▶ **TASK INSTRUCTIONS**
Repeat each entry word for word. Leave any images out of the copy.

▶ **SOURCE DATA**
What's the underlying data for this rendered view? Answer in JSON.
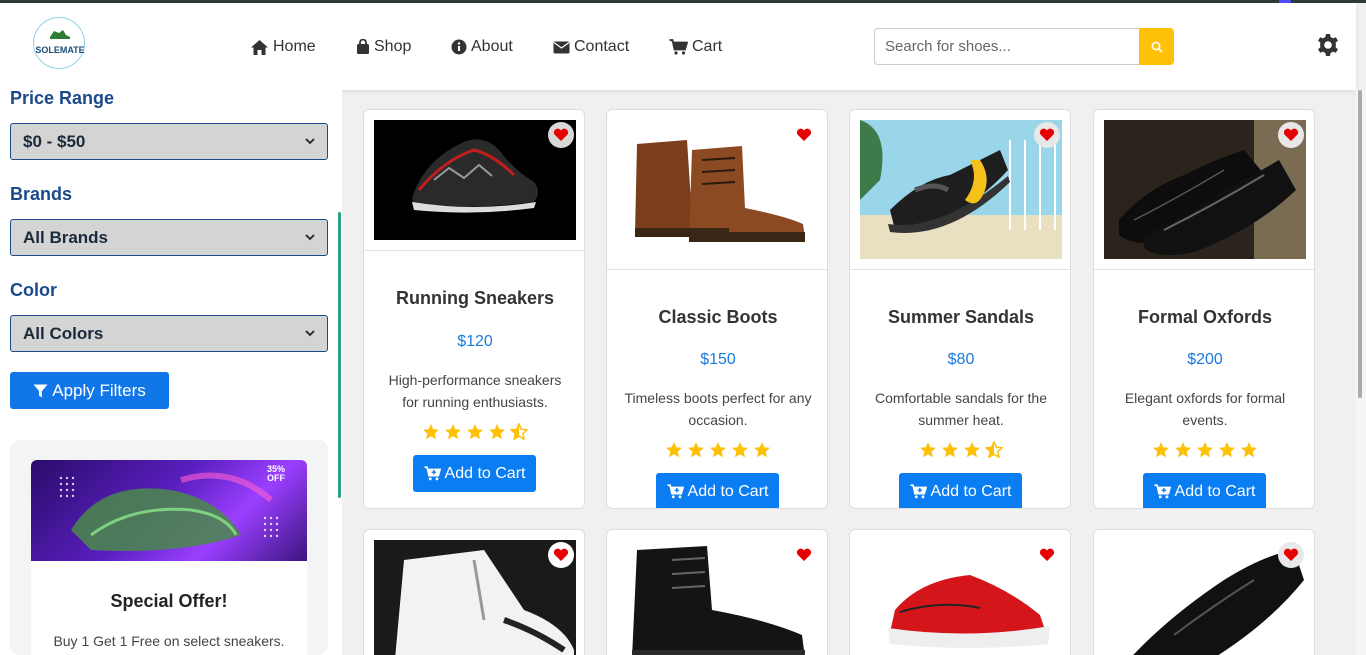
{
  "header": {
    "logo_text": "SOLEMATE",
    "nav": [
      {
        "label": "Home",
        "icon": "home-icon"
      },
      {
        "label": "Shop",
        "icon": "shopping-bag-icon"
      },
      {
        "label": "About",
        "icon": "info-circle-icon"
      },
      {
        "label": "Contact",
        "icon": "envelope-icon"
      },
      {
        "label": "Cart",
        "icon": "cart-icon"
      }
    ],
    "search_placeholder": "Search for shoes..."
  },
  "sidebar": {
    "price_label": "Price Range",
    "price_value": "$0 - $50",
    "brands_label": "Brands",
    "brands_value": "All Brands",
    "color_label": "Color",
    "color_value": "All Colors",
    "apply_label": "Apply Filters",
    "promo": {
      "badge_value": "35%",
      "badge_suffix": "OFF",
      "title": "Special Offer!",
      "text": "Buy 1 Get 1 Free on select sneakers."
    }
  },
  "products": [
    {
      "name": "Running Sneakers",
      "price": "$120",
      "desc": "High-performance sneakers for running enthusiasts.",
      "rating": 4.5,
      "button": "Add to Cart"
    },
    {
      "name": "Classic Boots",
      "price": "$150",
      "desc": "Timeless boots perfect for any occasion.",
      "rating": 5,
      "button": "Add to Cart"
    },
    {
      "name": "Summer Sandals",
      "price": "$80",
      "desc": "Comfortable sandals for the summer heat.",
      "rating": 3.5,
      "button": "Add to Cart"
    },
    {
      "name": "Formal Oxfords",
      "price": "$200",
      "desc": "Elegant oxfords for formal events.",
      "rating": 5,
      "button": "Add to Cart"
    }
  ],
  "colors": {
    "accent": "#1177e8",
    "star": "#ffc107",
    "heart": "#e60000",
    "heading": "#1a4a8a"
  }
}
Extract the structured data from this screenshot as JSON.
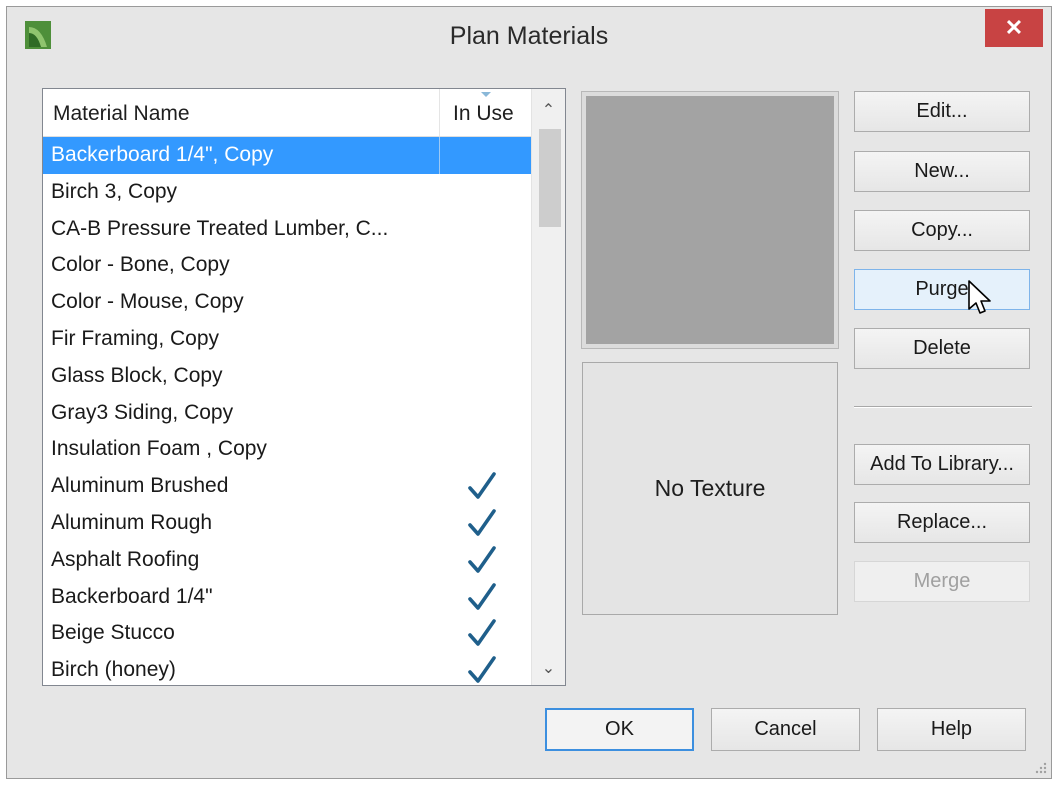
{
  "window": {
    "title": "Plan Materials",
    "close_label": "✕"
  },
  "list": {
    "col_name": "Material Name",
    "col_in_use": "In Use",
    "rows": [
      {
        "name": "Backerboard 1/4\", Copy",
        "in_use": false,
        "selected": true
      },
      {
        "name": "Birch 3, Copy",
        "in_use": false
      },
      {
        "name": "CA-B Pressure Treated Lumber, C...",
        "in_use": false
      },
      {
        "name": "Color - Bone, Copy",
        "in_use": false
      },
      {
        "name": "Color - Mouse, Copy",
        "in_use": false
      },
      {
        "name": "Fir Framing, Copy",
        "in_use": false
      },
      {
        "name": "Glass Block, Copy",
        "in_use": false
      },
      {
        "name": "Gray3 Siding, Copy",
        "in_use": false
      },
      {
        "name": "Insulation  Foam , Copy",
        "in_use": false
      },
      {
        "name": "Aluminum Brushed",
        "in_use": true
      },
      {
        "name": "Aluminum Rough",
        "in_use": true
      },
      {
        "name": "Asphalt Roofing",
        "in_use": true
      },
      {
        "name": "Backerboard 1/4\"",
        "in_use": true
      },
      {
        "name": "Beige Stucco",
        "in_use": true
      },
      {
        "name": "Birch (honey)",
        "in_use": true
      }
    ]
  },
  "preview": {
    "color": "#a3a3a3",
    "texture_label": "No Texture"
  },
  "buttons": {
    "edit": "Edit...",
    "new": "New...",
    "copy": "Copy...",
    "purge": "Purge",
    "delete": "Delete",
    "add_to_library": "Add To Library...",
    "replace": "Replace...",
    "merge": "Merge",
    "ok": "OK",
    "cancel": "Cancel",
    "help": "Help"
  },
  "colors": {
    "selection": "#3399ff",
    "check": "#1f5f8b",
    "close": "#c84343"
  }
}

▶ **TASK ANSWER**
What's the underlying data for this rendered view? Answer in JSON.
{
  "header": {
    "logo_text": "SOLEMATE",
    "nav": [
      {
        "label": "Home",
        "icon": "home-icon"
      },
      {
        "label": "Shop",
        "icon": "shopping-bag-icon"
      },
      {
        "label": "About",
        "icon": "info-circle-icon"
      },
      {
        "label": "Contact",
        "icon": "envelope-icon"
      },
      {
        "label": "Cart",
        "icon": "cart-icon"
      }
    ],
    "search_placeholder": "Search for shoes..."
  },
  "sidebar": {
    "price_label": "Price Range",
    "price_value": "$0 - $50",
    "brands_label": "Brands",
    "brands_value": "All Brands",
    "color_label": "Color",
    "color_value": "All Colors",
    "apply_label": "Apply Filters",
    "promo": {
      "badge_value": "35%",
      "badge_suffix": "OFF",
      "title": "Special Offer!",
      "text": "Buy 1 Get 1 Free on select sneakers."
    }
  },
  "products": [
    {
      "name": "Running Sneakers",
      "price": "$120",
      "desc": "High-performance sneakers for running enthusiasts.",
      "rating": 4.5,
      "button": "Add to Cart"
    },
    {
      "name": "Classic Boots",
      "price": "$150",
      "desc": "Timeless boots perfect for any occasion.",
      "rating": 5,
      "button": "Add to Cart"
    },
    {
      "name": "Summer Sandals",
      "price": "$80",
      "desc": "Comfortable sandals for the summer heat.",
      "rating": 3.5,
      "button": "Add to Cart"
    },
    {
      "name": "Formal Oxfords",
      "price": "$200",
      "desc": "Elegant oxfords for formal events.",
      "rating": 5,
      "button": "Add to Cart"
    }
  ],
  "colors": {
    "accent": "#1177e8",
    "star": "#ffc107",
    "heart": "#e60000",
    "heading": "#1a4a8a"
  }
}
Extract the structured data from this screenshot as JSON.
{
  "window": {
    "title": "Plan Materials",
    "close_label": "✕"
  },
  "list": {
    "col_name": "Material Name",
    "col_in_use": "In Use",
    "rows": [
      {
        "name": "Backerboard 1/4\", Copy",
        "in_use": false,
        "selected": true
      },
      {
        "name": "Birch 3, Copy",
        "in_use": false
      },
      {
        "name": "CA-B Pressure Treated Lumber, C...",
        "in_use": false
      },
      {
        "name": "Color - Bone, Copy",
        "in_use": false
      },
      {
        "name": "Color - Mouse, Copy",
        "in_use": false
      },
      {
        "name": "Fir Framing, Copy",
        "in_use": false
      },
      {
        "name": "Glass Block, Copy",
        "in_use": false
      },
      {
        "name": "Gray3 Siding, Copy",
        "in_use": false
      },
      {
        "name": "Insulation  Foam , Copy",
        "in_use": false
      },
      {
        "name": "Aluminum Brushed",
        "in_use": true
      },
      {
        "name": "Aluminum Rough",
        "in_use": true
      },
      {
        "name": "Asphalt Roofing",
        "in_use": true
      },
      {
        "name": "Backerboard 1/4\"",
        "in_use": true
      },
      {
        "name": "Beige Stucco",
        "in_use": true
      },
      {
        "name": "Birch (honey)",
        "in_use": true
      }
    ]
  },
  "preview": {
    "color": "#a3a3a3",
    "texture_label": "No Texture"
  },
  "buttons": {
    "edit": "Edit...",
    "new": "New...",
    "copy": "Copy...",
    "purge": "Purge",
    "delete": "Delete",
    "add_to_library": "Add To Library...",
    "replace": "Replace...",
    "merge": "Merge",
    "ok": "OK",
    "cancel": "Cancel",
    "help": "Help"
  },
  "colors": {
    "selection": "#3399ff",
    "check": "#1f5f8b",
    "close": "#c84343"
  }
}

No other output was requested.